Unfortunately, the Pelicans’ size and continuous ability to draw fouls in the fourth quarter cost the Raptors the game. They failed to grab the rebounds in multiple situations, despite sometimes stringing together some stellar defense. At the same time, the Pelicans zeroed in on clamping VanVleet and Lowry, which meant they had to rely on Anunoby to do a bit too much. The outcome of these possessions: one ended with a turnover, and another saw Anunoby hit a free throw. Not exactly the points-per-possession outcome you’d like to see down the stretch.

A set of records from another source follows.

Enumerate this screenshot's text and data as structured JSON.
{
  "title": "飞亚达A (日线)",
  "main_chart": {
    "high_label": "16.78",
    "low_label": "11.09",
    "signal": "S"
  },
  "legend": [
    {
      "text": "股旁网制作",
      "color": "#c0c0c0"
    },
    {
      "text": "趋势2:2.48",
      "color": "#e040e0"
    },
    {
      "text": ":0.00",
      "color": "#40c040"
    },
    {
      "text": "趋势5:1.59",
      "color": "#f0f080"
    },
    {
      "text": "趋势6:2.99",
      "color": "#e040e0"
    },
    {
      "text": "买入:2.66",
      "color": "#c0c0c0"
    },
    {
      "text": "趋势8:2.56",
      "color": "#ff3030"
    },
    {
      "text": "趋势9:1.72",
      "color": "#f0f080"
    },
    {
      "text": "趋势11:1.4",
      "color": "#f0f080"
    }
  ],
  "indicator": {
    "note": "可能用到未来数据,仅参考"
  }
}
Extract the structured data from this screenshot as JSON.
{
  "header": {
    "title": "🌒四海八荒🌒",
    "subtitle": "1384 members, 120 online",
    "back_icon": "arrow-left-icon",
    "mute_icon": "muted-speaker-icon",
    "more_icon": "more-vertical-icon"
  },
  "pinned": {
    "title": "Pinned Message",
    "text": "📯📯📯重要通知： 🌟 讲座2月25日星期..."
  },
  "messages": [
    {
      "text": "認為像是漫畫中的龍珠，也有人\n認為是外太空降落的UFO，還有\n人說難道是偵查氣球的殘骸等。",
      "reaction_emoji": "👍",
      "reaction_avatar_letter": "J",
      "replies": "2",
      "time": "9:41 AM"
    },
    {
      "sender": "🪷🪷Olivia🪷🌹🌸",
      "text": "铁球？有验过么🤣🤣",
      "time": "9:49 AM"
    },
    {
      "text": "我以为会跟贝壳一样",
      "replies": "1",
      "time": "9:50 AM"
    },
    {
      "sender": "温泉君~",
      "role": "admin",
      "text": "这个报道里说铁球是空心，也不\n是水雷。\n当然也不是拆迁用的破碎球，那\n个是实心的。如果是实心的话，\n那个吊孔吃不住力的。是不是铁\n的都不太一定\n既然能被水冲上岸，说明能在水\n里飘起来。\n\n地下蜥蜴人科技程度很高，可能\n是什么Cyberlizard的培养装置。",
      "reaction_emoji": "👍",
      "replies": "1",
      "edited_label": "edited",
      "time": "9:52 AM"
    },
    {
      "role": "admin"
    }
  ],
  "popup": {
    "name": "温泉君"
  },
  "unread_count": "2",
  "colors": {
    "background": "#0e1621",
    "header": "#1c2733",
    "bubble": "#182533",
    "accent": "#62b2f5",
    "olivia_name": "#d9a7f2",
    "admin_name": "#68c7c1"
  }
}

The Raptors were paced by VanVleet (27 points, 8 rebounds, 5 assists) and Boucher (24 points, 5 rebounds, 2 steals) who had another stellar game off the bench. Lowry slugged his way to 16 points and eight assists, but the lack of production from Siakam hurt the team in the long run. In all, the game just had a bad vibe for the Raptors, as Pascal’s return to the court did not bring the smiles and bounce-back effort for which we’d all been hoping. Instead, he had a quiet 10 points, four rebounds, and three turnovers before fouling out in 25 minutes.

Right now it looks like coach Nick Nurse is still giving Siakam the tough love approach, as he repeatedly left Pascal on the floor despite his foul trouble. To his credit, Siakam did not force many of the touches he had, and did try to pick his spots in the flow of the game. If anything, it often felt like he was too passive. And while it’s nice that Siakam is looking to facilitate in the face of the increased defensive pressure he now draws, he does have to try and force the issue more often.

If there’s a silver lining to be found here, it’s perhaps this: the adversity the Raptors are now facing is not really something they’ve had to deal with in the regular season in some time. The hope is that the team will come to understand that challenge together and rise to the occasion. This feels particularly true for Siakam, VanVleet, and Anunoby — all of whom have only every been on Raptors’ squads that have won 50 or more games as a matter of course. There time has come, as the core of the team, to be now put to the true test. With Lowry already averaging upwards of 39 minutes a game, there’s no one else on the way to save them — or the Raptors.

So yes, while it’s still early, and there are still things for the Raptors to figure out on both ends of the court, it’s clear the expectations have shifted. At 1-4 and surrounded by some bad vibes in the new year, the “fun” times may indeed be over for Toronto — which means, now the real work begins.